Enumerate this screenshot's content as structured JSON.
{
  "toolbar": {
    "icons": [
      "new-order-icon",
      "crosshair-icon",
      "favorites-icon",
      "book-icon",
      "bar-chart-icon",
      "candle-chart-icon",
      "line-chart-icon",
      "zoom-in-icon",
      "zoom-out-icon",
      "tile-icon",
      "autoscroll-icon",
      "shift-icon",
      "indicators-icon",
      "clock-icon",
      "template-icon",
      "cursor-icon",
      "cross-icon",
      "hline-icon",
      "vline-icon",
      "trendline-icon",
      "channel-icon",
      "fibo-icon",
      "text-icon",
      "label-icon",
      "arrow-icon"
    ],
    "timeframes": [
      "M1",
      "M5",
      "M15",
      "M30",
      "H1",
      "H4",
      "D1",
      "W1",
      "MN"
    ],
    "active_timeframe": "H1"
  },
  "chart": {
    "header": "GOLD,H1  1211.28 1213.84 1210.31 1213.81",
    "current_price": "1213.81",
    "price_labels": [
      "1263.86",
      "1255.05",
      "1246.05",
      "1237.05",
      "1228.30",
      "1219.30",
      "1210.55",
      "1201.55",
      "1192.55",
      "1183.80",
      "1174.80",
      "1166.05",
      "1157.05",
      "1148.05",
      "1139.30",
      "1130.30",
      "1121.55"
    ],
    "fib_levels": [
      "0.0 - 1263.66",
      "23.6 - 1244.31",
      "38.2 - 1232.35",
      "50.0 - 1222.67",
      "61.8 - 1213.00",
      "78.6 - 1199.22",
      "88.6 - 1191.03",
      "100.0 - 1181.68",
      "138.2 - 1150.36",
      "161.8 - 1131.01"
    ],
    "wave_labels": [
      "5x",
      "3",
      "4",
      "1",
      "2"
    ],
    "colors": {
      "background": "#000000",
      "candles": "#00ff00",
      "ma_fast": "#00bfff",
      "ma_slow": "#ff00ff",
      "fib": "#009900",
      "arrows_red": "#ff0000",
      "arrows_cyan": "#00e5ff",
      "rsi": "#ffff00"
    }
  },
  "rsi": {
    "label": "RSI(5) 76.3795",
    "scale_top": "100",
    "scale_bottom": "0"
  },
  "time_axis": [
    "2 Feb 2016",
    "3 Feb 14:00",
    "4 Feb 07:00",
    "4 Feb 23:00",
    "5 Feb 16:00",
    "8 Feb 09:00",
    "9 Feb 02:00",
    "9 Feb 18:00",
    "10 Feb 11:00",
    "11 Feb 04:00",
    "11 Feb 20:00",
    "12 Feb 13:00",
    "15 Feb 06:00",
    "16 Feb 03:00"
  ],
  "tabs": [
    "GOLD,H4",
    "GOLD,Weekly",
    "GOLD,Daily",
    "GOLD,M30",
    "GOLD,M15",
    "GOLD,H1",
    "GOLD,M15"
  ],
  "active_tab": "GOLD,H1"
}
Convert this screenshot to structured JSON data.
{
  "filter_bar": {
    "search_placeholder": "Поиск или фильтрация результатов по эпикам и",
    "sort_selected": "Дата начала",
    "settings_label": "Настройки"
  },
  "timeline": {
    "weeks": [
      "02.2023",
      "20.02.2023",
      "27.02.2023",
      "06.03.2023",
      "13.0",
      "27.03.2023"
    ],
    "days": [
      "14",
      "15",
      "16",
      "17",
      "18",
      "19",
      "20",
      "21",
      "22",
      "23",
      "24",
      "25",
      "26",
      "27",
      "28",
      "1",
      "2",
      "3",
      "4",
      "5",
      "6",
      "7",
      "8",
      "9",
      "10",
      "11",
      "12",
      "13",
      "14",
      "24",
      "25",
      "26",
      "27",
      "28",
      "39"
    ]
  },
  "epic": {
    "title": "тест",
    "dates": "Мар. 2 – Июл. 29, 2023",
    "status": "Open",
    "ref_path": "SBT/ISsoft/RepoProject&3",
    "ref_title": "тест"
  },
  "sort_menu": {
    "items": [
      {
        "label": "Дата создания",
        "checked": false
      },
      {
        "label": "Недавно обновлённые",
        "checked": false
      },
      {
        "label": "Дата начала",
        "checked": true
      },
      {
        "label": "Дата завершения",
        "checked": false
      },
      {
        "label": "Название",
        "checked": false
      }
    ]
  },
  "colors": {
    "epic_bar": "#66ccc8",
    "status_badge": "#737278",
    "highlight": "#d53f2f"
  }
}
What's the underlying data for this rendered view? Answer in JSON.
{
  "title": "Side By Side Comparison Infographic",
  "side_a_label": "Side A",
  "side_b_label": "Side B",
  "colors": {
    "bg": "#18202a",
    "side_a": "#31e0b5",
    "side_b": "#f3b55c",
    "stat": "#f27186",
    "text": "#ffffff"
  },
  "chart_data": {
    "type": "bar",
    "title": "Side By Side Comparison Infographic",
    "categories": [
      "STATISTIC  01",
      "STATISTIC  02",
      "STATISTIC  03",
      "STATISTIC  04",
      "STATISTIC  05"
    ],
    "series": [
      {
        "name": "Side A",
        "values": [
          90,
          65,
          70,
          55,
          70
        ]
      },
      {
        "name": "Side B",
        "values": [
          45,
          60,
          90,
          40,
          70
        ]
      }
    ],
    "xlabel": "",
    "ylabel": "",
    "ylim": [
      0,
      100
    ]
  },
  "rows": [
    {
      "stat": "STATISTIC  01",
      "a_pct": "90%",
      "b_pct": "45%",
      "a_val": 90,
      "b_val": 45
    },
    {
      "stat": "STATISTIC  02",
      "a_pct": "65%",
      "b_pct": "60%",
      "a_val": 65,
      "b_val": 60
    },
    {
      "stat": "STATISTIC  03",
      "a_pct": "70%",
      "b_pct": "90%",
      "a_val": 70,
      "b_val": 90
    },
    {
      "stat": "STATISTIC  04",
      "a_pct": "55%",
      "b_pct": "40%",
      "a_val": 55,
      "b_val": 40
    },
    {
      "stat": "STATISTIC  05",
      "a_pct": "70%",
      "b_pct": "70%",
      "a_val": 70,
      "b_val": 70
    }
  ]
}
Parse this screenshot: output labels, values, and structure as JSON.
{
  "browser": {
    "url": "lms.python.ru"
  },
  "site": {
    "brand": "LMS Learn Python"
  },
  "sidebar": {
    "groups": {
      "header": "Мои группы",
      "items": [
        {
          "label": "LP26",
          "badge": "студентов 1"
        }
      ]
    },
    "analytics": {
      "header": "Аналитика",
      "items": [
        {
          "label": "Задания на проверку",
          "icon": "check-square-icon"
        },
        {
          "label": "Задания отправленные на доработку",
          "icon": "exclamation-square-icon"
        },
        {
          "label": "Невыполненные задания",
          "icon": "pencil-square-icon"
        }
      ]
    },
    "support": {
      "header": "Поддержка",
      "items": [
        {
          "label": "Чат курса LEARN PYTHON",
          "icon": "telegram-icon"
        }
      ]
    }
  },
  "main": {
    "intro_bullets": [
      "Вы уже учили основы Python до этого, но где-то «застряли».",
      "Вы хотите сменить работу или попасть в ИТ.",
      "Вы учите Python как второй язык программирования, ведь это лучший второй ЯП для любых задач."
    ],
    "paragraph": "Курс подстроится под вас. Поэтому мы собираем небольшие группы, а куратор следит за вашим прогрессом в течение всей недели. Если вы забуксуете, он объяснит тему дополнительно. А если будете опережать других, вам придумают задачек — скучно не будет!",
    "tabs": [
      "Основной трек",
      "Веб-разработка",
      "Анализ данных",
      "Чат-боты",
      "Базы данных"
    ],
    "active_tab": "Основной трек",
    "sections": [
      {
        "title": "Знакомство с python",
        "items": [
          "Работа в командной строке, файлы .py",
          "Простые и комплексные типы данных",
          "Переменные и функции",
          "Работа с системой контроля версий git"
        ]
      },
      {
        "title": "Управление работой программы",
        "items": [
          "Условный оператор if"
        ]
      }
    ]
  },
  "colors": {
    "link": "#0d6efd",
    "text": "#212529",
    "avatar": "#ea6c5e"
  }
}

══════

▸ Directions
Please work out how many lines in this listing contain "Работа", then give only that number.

▸ Exercise output
2